Identify Know the global supplier market to make more strategic and resilient sourcing decisions

Businesses know their own supply chains well but may not know the full range of supply sources that exist globally. There may be qualified suppliers operating outside of a preferred country or common trade lanes. Research and decision-support tools, like Descartes’ Global Trade Intelligence platform, capture worldwide import and export flows and present a broader pool of potential global trading partners. With this information, business can quickly find alternative suppliers that are already trading in their preferred region or elsewhere across the world.

AnalyzeChoose the right supply chain path to maximize profit

Understanding the potential landed cost of alternative suppliers is critical to managing costs and enhancing bottom line performance. Today’s volatile tariff and regulatory landscape makes this exercise more difficult than ever. To get to the best options, sourcing professionals need to model the costs, including the variables of duty and tax rates, as well as the implications of trade agreements or quotas on particular goods. Descartes’ Global Trade Intelligence platform delivers the compliance analytics necessary to support this landed cost modelling, helping businesses keep pace with regulatory and geo-political changes, especially during times of supply chain disruption.

Vet – Review trading partners to avoid fines and manage ongoing compliance

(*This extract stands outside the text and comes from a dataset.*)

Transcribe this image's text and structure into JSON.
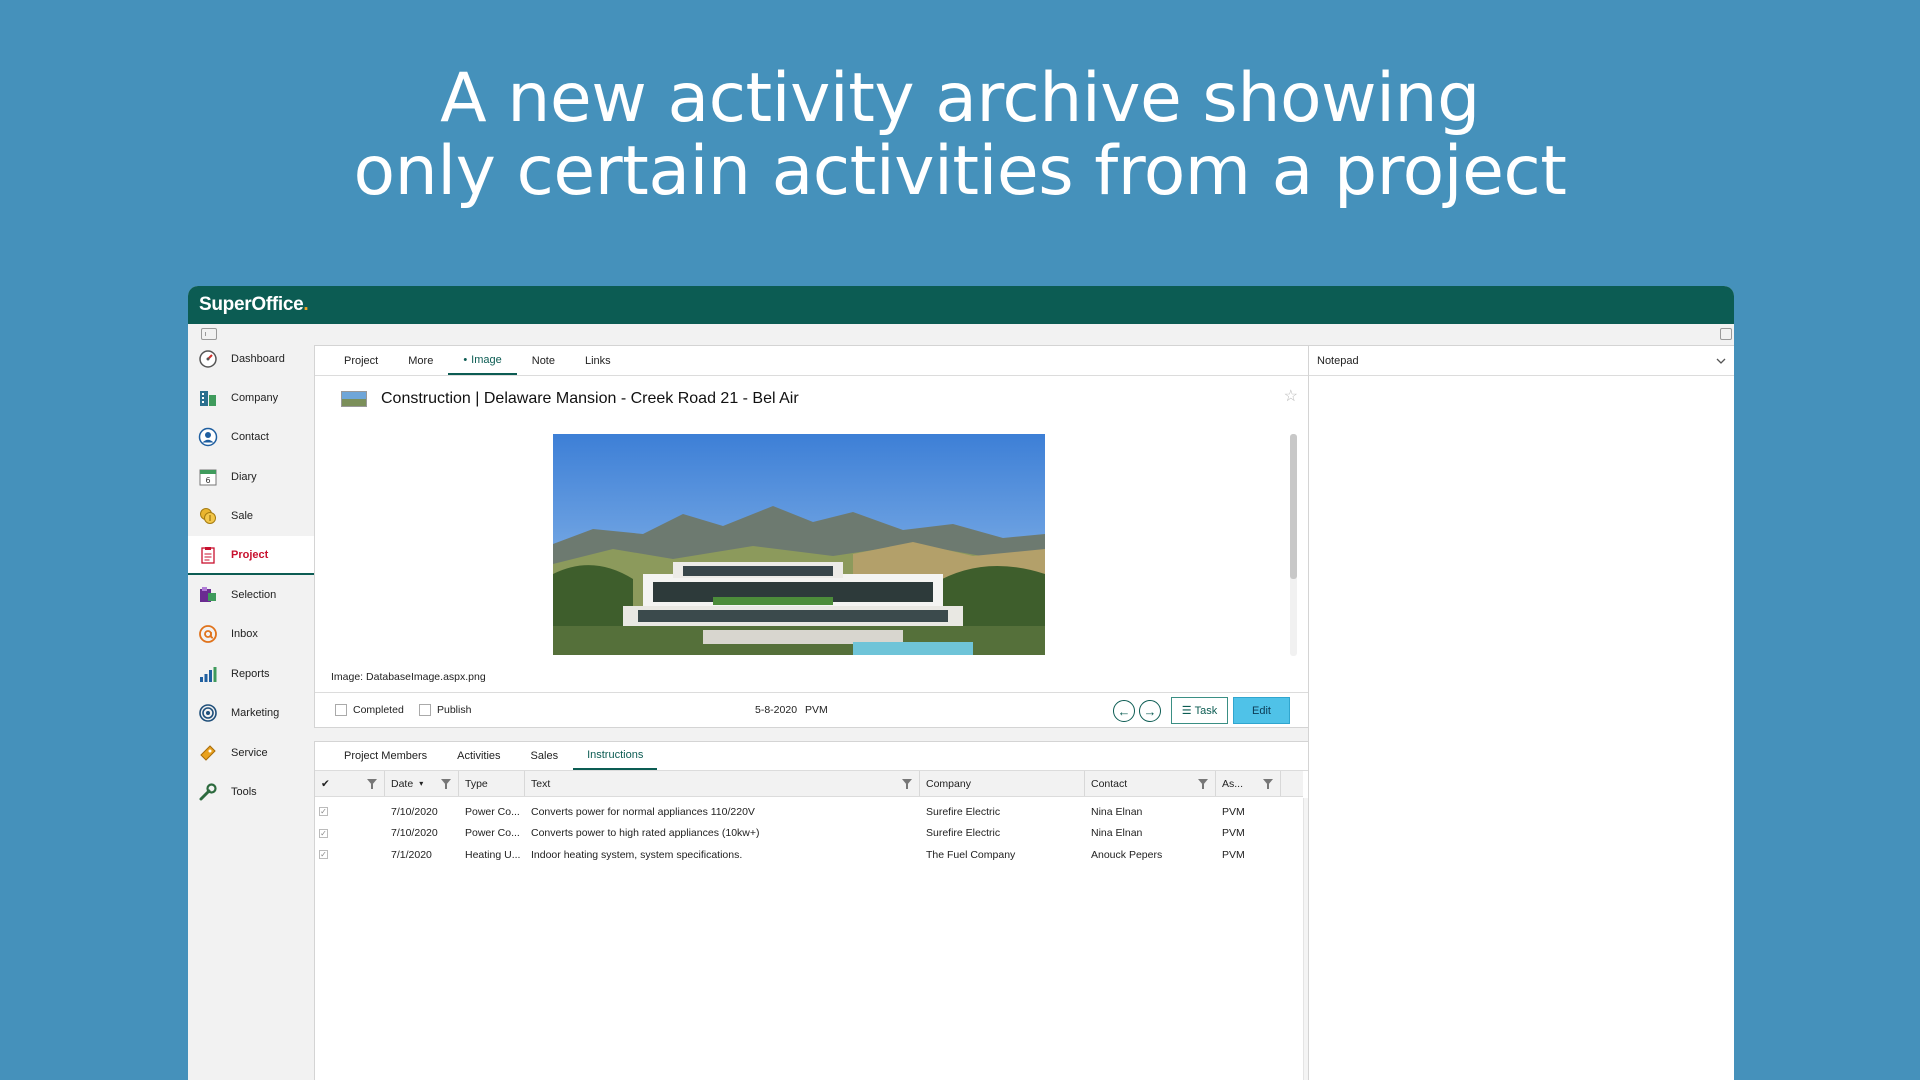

With penalties that can range into the millions, reviewing potential trading partners against government sanctions and denied party lists is a core element of the supplier vetting process. This due diligence can be a daunting task since there are many continuously changing lists, and risk assessments must also include country-level, organization specific, and individual sanctions listings. Trade restrictions can also extend to businesses majority-owned by sanctioned parties. With all this data to consider, sourcing and compliance professionals can leverage the unified and consolidated risk-management content contained in Descartes’ Global Trade Intelligence platform to accelerate the vetting process, reducing risk, and accelerating the integration of new suppliers and customers into the global supply chain.

The Era of Supply Chain Resiliency has Begun – Be Proactive, Be Prepared

Whether catalyzed by another global health crisis, or ongoing geopolitical volatility in the form of trade wars, country sanctions, or more restricted companies and individuals, future disruptions to the flow of goods are inevitable. Successful organizations must act now to address this volatility and do everything possible to mitigate its negative impact on their business, not only for the sake of economic prosperity, but National Security as well.

How Descartes Can Help

Descartes can help businesses reduce supply chain disruptions by tracking import and export patterns, keeping pace with changing trade policy changes, managing trade compliance requirements, and more.

Organizations across all industries benefit from our solutions that help to initiate growth strategies, explore new markets, simplify trade data research, better classify goods, reduce duty spend, and minimize the risk of transacting business with denied parties.

Supply chain disruptions will occur, but with Descartes’ solutions in place, businesses will be able to build more resilient supply chains and be better prepared to minimize the impact of future disruptions.

Written by Jackson Wood - Director, Industry Strategy, Global Trade Intelligence, Descartes